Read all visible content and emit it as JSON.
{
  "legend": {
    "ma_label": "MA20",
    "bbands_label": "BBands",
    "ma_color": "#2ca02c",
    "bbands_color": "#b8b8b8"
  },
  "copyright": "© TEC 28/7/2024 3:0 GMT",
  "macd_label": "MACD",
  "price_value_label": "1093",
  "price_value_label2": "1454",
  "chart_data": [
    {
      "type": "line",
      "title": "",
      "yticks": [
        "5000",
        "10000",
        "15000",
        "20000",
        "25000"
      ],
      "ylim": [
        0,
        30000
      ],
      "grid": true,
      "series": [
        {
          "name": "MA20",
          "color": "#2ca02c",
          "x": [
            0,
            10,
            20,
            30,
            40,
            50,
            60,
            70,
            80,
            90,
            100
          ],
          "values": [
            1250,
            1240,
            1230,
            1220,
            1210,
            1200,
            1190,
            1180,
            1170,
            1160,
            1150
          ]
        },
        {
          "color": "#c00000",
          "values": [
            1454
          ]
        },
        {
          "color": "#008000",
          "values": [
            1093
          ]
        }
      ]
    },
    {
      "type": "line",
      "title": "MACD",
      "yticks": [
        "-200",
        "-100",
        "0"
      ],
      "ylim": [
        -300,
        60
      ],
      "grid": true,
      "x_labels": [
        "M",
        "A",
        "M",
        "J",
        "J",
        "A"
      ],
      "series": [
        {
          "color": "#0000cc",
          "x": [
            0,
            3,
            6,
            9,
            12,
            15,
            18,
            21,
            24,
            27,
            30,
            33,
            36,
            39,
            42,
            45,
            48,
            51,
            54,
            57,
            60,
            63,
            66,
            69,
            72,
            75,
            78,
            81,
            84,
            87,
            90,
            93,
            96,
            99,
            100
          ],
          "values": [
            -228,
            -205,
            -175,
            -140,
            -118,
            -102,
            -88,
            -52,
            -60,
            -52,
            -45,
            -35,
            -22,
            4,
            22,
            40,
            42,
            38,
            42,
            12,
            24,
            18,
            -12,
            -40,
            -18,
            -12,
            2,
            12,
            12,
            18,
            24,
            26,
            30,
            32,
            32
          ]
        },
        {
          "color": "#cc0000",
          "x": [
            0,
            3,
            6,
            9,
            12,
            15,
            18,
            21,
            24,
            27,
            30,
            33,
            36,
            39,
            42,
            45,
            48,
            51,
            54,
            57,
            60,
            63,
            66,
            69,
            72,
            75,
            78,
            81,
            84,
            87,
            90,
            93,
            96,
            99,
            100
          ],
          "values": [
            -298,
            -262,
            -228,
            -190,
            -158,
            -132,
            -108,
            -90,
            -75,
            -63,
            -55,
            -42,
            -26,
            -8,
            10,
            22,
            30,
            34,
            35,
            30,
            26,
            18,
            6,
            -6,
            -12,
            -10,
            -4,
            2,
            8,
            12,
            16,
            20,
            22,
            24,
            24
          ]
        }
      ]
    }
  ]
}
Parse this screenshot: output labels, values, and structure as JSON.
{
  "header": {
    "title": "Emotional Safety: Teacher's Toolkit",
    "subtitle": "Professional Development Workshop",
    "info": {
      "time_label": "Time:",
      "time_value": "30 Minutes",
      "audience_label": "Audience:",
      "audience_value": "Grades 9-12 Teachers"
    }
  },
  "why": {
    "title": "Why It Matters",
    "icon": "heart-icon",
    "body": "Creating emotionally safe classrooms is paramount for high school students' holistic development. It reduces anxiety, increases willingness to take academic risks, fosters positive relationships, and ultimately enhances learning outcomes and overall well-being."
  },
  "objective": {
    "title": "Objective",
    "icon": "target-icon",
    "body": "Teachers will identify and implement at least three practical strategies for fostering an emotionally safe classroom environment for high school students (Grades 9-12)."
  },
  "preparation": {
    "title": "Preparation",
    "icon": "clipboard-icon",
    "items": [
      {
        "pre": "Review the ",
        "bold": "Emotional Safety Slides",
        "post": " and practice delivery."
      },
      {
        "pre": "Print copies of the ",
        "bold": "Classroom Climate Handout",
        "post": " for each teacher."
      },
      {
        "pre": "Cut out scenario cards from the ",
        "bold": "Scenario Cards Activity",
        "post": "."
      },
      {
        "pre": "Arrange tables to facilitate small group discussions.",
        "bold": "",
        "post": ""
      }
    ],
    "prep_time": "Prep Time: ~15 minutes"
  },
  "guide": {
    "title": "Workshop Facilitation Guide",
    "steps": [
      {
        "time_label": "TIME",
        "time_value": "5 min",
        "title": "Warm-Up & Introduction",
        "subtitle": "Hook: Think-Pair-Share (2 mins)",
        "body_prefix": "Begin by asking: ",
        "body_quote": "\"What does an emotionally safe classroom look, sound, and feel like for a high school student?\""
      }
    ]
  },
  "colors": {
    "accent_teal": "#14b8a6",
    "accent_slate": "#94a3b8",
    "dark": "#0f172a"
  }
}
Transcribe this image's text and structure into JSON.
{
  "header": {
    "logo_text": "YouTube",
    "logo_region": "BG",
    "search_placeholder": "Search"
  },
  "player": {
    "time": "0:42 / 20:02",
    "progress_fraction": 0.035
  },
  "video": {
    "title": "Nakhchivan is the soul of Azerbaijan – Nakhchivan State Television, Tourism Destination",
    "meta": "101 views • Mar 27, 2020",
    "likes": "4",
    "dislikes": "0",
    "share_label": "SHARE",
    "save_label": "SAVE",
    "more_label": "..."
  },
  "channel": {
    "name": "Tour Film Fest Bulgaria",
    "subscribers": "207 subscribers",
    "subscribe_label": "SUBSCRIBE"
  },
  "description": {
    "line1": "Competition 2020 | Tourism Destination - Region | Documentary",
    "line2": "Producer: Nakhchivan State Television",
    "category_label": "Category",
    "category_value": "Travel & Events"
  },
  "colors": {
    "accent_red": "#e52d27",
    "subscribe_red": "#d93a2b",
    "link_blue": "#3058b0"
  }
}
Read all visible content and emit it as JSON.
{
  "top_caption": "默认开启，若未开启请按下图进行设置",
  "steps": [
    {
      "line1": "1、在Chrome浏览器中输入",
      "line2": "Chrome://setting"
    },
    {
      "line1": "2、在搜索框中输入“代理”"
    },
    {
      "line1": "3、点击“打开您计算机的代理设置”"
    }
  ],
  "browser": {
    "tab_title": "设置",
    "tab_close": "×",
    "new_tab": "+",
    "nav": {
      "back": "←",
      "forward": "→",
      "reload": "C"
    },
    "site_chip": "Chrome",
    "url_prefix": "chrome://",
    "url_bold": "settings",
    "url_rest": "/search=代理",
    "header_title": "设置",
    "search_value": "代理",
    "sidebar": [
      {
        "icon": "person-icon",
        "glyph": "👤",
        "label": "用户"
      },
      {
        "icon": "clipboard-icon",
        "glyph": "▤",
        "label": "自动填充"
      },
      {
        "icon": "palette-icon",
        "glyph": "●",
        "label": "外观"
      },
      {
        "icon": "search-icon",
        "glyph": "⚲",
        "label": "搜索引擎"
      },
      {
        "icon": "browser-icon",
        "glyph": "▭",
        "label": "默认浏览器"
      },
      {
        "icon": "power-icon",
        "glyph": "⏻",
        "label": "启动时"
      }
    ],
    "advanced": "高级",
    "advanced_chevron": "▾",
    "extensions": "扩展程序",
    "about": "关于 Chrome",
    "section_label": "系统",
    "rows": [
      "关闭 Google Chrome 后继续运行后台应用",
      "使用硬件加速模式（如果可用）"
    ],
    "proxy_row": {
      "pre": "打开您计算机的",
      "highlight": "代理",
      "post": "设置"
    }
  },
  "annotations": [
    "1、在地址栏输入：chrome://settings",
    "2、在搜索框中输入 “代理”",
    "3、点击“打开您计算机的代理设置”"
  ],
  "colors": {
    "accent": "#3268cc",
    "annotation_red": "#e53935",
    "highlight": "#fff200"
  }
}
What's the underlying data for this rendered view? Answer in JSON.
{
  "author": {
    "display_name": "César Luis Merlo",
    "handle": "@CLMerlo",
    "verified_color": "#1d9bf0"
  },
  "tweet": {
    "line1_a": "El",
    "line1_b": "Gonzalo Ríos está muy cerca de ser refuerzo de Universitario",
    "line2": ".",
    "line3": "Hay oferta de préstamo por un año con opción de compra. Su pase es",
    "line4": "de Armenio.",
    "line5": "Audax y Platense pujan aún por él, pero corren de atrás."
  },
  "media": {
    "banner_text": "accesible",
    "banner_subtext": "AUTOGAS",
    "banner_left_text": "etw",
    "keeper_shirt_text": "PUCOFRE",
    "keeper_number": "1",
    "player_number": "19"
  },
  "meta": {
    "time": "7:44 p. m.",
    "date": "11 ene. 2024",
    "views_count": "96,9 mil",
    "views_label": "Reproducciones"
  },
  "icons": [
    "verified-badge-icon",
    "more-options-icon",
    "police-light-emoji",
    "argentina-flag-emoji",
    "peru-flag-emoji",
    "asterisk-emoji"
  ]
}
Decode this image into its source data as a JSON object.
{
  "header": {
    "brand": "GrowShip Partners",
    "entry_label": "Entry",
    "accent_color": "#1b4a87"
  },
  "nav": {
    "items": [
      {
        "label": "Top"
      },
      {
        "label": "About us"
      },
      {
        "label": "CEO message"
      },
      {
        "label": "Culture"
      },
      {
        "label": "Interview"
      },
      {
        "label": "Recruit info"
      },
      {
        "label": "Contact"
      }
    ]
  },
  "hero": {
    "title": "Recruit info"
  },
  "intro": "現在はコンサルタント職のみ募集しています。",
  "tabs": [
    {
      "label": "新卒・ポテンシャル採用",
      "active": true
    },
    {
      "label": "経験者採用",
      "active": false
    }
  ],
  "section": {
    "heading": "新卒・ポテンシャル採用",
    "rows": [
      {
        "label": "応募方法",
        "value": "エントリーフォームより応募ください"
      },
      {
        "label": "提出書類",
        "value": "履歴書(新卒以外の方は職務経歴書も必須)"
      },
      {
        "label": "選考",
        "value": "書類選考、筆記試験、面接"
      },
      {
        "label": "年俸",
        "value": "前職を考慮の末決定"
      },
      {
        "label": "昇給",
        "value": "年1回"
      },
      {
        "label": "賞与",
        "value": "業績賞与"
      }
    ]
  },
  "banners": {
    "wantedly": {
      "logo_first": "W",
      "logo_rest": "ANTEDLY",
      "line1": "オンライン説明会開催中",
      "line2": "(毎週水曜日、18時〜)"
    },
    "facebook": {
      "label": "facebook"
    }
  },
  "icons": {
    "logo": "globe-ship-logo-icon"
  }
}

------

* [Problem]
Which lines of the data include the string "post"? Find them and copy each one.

* [Result]
        "post": " and practice delivery."
        "post": " for each teacher."
        "post": "."
        "post": ""
      "post": "设置"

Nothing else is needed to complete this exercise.